    • A mix of both is anticipated. These research platforms constitute research infrastructures for the wireless networking and communications research community. As the research platforms mature over time, they will support less research in the design and development aspects and more research as a result of the availability of the infrastructure.
  8. Are the research topic areas listed above the only areas of research NSF is interested in funding for the research platforms?

    • Neither NSF nor the PPO will predefine the research foci for the research platforms. We have provided sample research areas, but these are meant to be only examples. We do expect the research platforms to cover a wide range of emerging research areas.
  9. Is there an expectation that the research conducted on the platforms will inherently lead to commercialization in the short term?

    • PAWR is an open, pre-competitive, fundamental research effort. Both the PAWR Industry Consortium and NSF seek to explore a multitude of research concepts through these research platforms. There are no formal expectations of commercialization, but such outcomes would be encouraged as an end product.
  10. Is the PAWR program more engineering- or research-focused (e.g., GENI was more engineering-focused)?

    • This first part of the PAWR program is constituted by building the research platforms, which will involve a mix of engineering as well as research in infrastructure. The second part of the program will entail support for fundamental and applied research to be conducted on the research platforms.
  11. How will heterogeneity, security and privacy, and coexistence be addressed in these research platforms?

    • These are all critical questions that research in advanced networking should address. Proposers of the research platforms are encouraged to consider incorporating support for research on these vital questions as part of their design, development, and deployment.
  12. Shouldn’t we test existing ideas first, rather than call for new ones?

    • These do not need to be exclusive activities. The PAWR effort aims to explore research at scale in real-world settings outside of the laboratory. Existing ideas that have been successfully demonstrated in the laboratory environment will be able to use the envisioned research platforms to demonstrate viability at scale.
  13. How do you maintain mid- and long-term research projects while also accounting for public interest and the need to translate innovations to the marketplace quickly in order to justify local investment?

    • The research platforms are expected to serve the research communities for a decade or more, but the individual research projects that will be conducted on the research platforms can be short-, medium-, and/or long-term. The successful projects that deliver results in the short-term will constitute the immediate return on investment.
  14. Can multiple universities form a team to apply for a research platform?

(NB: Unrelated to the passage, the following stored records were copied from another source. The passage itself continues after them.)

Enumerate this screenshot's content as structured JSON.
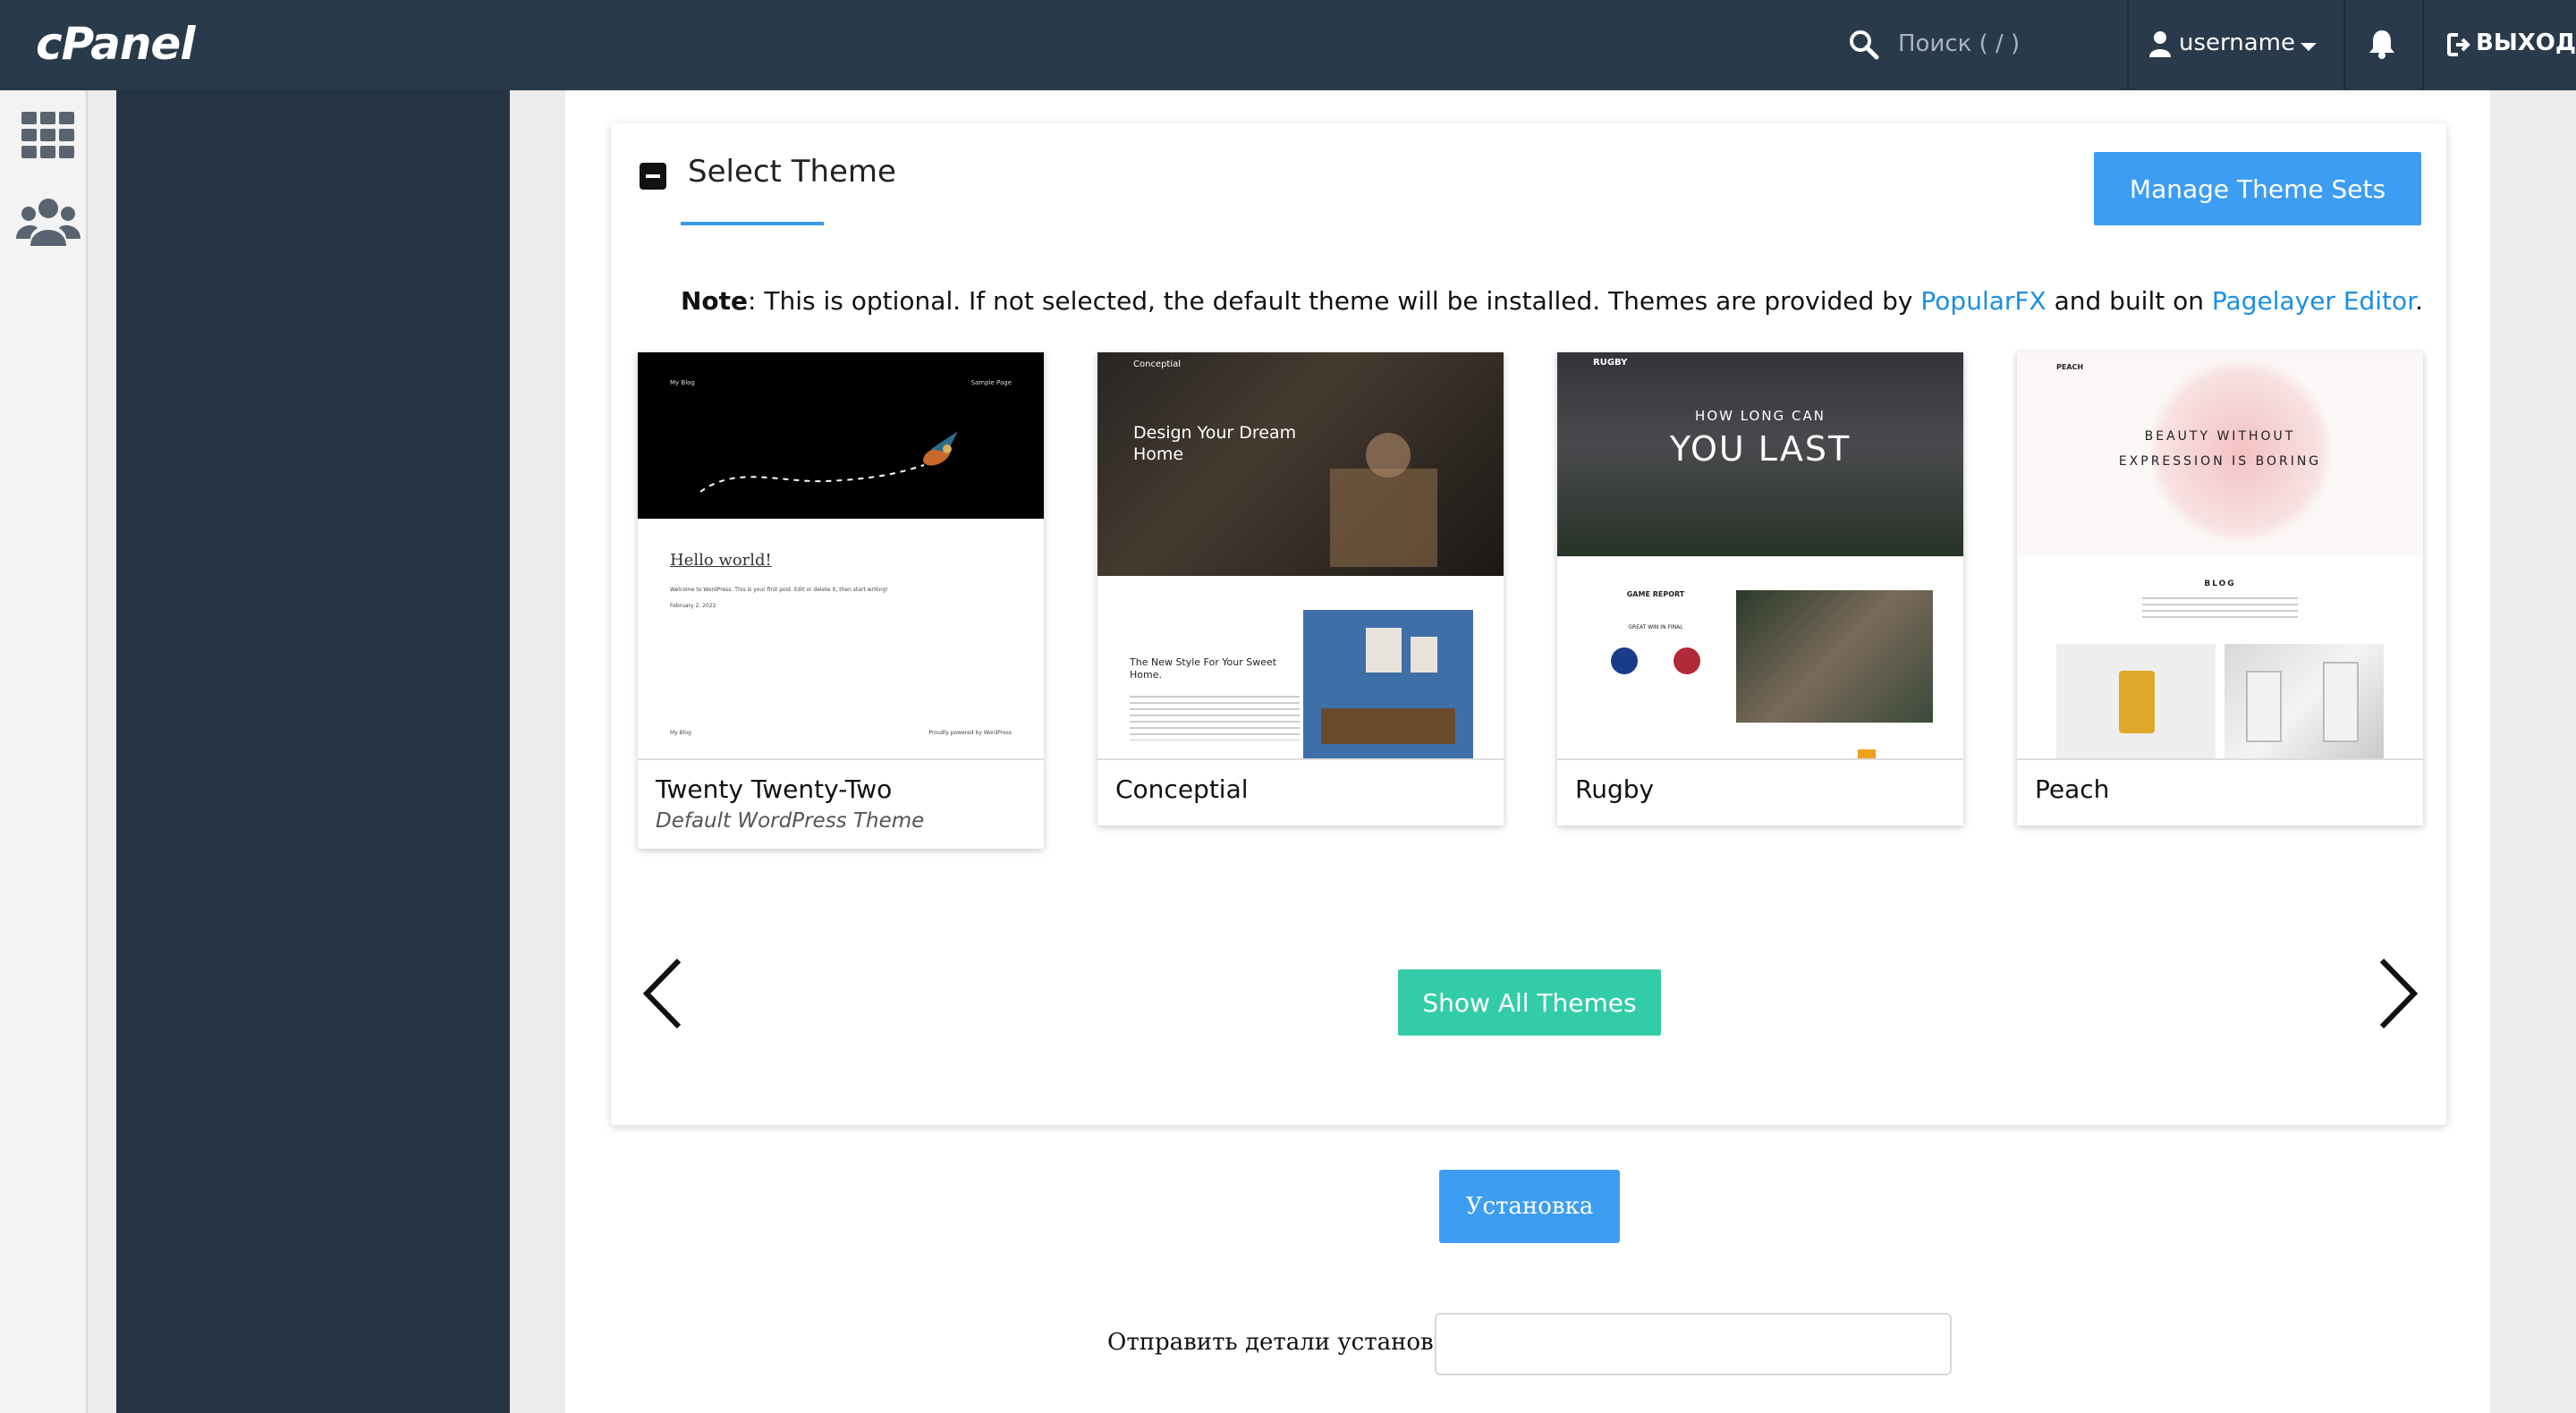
{
  "header": {
    "logo": "cPanel",
    "search_placeholder": "Поиск ( / )",
    "username": "username",
    "logout": "ВЫХОД"
  },
  "card": {
    "title": "Select Theme",
    "manage_button": "Manage Theme Sets",
    "note_label": "Note",
    "note_text_1": ": This is optional. If not selected, the default theme will be installed. Themes are provided by ",
    "note_link_1": "PopularFX",
    "note_text_2": " and built on ",
    "note_link_2": "Pagelayer Editor",
    "note_text_3": ".",
    "show_all_button": "Show All Themes"
  },
  "themes": [
    {
      "name": "Twenty Twenty-Two",
      "subtitle": "Default WordPress Theme",
      "preview": {
        "nav_left": "My Blog",
        "nav_right": "Sample Page",
        "heading": "Hello world!",
        "body": "Welcome to WordPress. This is your first post. Edit or delete it, then start writing!",
        "date": "February 2, 2022",
        "footer_left": "My Blog",
        "footer_right": "Proudly powered by WordPress"
      }
    },
    {
      "name": "Conceptial",
      "subtitle": "",
      "preview": {
        "brand": "Conceptial",
        "hero": "Design Your Dream Home",
        "section": "The New Style For Your Sweet Home."
      }
    },
    {
      "name": "Rugby",
      "subtitle": "",
      "preview": {
        "brand": "RUGBY",
        "hero_small": "HOW LONG CAN",
        "hero_big": "YOU LAST",
        "report": "GAME REPORT",
        "final": "GREAT WIN IN FINAL"
      }
    },
    {
      "name": "Peach",
      "subtitle": "",
      "preview": {
        "brand": "PEACH",
        "hero_1": "BEAUTY WITHOUT",
        "hero_2": "EXPRESSION IS BORING",
        "blog": "BLOG"
      }
    }
  ],
  "install": {
    "button": "Установка",
    "send_label": "Отправить детали установки :",
    "send_value": ""
  }
}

    • Yes, given the scale of these research platforms, we anticipate such teaming arrangements.
This material is based upon work supported by the National Science Foundation under Grant No. CNS- 1719547. Any opinions, findings, and conclusions or recommendations expressed in this material are those of the author(s) and do not necessarily reflect the views of the National Science Foundation.